START Source material

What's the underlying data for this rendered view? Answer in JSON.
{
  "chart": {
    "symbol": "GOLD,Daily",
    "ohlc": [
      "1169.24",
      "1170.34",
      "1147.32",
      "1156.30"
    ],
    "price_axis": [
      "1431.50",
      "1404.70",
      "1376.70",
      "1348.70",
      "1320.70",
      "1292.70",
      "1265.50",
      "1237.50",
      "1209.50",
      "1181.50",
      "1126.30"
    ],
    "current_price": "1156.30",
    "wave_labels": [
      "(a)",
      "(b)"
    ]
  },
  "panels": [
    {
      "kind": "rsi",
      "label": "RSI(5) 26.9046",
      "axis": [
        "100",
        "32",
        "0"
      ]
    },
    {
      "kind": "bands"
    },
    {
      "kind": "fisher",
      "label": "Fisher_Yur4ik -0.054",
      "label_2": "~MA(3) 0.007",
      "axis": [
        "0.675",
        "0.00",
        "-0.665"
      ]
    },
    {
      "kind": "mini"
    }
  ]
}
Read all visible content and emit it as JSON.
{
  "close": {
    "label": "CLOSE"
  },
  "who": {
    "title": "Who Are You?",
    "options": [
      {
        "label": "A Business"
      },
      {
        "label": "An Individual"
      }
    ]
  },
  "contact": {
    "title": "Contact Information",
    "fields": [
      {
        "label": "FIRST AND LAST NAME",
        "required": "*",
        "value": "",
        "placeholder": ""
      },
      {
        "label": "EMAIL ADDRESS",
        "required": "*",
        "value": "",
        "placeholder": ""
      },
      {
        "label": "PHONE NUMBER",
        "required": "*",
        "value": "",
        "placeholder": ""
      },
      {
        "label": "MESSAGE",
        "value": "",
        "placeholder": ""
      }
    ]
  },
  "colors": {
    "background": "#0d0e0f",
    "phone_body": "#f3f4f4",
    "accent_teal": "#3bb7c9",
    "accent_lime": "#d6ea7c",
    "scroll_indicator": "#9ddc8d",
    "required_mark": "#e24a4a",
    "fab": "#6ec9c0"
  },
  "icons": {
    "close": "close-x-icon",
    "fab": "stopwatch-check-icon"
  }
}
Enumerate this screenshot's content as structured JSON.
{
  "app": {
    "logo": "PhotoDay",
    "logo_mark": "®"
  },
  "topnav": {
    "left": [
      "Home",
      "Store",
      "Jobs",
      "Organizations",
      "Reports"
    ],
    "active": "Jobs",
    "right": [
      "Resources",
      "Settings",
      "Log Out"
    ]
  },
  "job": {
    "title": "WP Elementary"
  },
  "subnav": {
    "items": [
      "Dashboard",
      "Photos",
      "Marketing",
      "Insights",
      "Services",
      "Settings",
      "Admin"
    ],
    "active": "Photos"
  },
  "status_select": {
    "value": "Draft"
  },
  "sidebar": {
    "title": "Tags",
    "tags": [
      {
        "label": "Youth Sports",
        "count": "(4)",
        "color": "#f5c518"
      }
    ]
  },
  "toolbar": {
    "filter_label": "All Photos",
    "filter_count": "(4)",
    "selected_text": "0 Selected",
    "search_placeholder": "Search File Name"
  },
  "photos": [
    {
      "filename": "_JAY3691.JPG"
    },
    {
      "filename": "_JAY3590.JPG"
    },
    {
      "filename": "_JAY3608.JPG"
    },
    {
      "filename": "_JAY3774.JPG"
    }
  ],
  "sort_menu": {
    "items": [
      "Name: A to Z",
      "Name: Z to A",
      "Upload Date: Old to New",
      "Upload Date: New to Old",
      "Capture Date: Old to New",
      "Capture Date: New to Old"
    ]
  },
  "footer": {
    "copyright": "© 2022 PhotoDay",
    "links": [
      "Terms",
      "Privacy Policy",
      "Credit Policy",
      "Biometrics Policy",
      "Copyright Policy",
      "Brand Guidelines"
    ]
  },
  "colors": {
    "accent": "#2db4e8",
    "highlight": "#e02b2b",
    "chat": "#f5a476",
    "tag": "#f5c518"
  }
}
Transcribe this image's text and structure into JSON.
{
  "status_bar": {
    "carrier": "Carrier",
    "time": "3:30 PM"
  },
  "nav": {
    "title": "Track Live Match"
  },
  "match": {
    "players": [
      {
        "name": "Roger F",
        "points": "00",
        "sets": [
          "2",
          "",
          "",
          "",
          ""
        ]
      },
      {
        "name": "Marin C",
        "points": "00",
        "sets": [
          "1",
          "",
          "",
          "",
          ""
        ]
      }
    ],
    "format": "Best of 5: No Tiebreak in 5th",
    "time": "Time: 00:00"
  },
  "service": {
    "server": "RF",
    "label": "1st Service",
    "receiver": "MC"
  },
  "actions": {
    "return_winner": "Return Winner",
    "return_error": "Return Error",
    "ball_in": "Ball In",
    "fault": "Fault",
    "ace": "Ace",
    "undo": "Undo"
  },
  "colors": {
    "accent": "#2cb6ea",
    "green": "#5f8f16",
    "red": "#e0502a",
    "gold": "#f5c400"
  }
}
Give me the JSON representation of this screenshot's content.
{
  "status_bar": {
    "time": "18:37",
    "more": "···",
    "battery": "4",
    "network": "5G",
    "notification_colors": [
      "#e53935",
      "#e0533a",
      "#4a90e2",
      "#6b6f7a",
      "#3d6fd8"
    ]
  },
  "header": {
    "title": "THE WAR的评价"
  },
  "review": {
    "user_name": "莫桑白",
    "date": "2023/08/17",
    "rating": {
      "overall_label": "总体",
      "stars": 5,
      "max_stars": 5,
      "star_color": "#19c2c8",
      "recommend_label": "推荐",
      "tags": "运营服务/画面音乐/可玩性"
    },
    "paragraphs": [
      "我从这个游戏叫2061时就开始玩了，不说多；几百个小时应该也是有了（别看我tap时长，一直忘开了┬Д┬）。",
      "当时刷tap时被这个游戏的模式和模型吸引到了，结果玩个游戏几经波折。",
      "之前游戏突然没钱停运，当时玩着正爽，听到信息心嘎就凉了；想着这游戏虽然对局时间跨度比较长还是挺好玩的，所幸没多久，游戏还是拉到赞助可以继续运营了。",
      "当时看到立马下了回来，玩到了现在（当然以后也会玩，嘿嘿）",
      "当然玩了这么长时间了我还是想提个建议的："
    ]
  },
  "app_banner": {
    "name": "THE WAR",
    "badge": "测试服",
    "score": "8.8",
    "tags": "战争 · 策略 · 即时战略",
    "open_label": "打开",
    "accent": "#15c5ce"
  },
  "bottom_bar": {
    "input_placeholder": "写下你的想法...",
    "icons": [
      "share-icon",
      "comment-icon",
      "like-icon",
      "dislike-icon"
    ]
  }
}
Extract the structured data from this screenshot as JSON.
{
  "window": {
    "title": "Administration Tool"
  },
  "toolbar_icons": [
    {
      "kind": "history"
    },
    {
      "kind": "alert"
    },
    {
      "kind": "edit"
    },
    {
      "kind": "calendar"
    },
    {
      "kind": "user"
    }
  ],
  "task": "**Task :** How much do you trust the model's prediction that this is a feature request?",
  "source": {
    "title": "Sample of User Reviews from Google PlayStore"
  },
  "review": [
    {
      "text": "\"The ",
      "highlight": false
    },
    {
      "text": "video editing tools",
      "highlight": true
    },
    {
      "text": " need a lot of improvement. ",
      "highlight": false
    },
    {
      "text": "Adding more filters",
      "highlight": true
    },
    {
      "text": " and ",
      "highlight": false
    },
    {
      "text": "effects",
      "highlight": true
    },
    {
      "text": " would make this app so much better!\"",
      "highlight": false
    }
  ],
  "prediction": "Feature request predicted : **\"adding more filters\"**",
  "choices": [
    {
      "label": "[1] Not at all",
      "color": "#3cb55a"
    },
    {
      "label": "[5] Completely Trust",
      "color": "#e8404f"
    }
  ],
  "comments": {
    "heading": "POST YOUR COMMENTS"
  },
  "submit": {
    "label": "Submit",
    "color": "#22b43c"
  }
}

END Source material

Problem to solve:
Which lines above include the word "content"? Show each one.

Problem solution:
Read all visible content and emit it as JSON.
Enumerate this screenshot's content as structured JSON.
Give me the JSON representation of this screenshot's content.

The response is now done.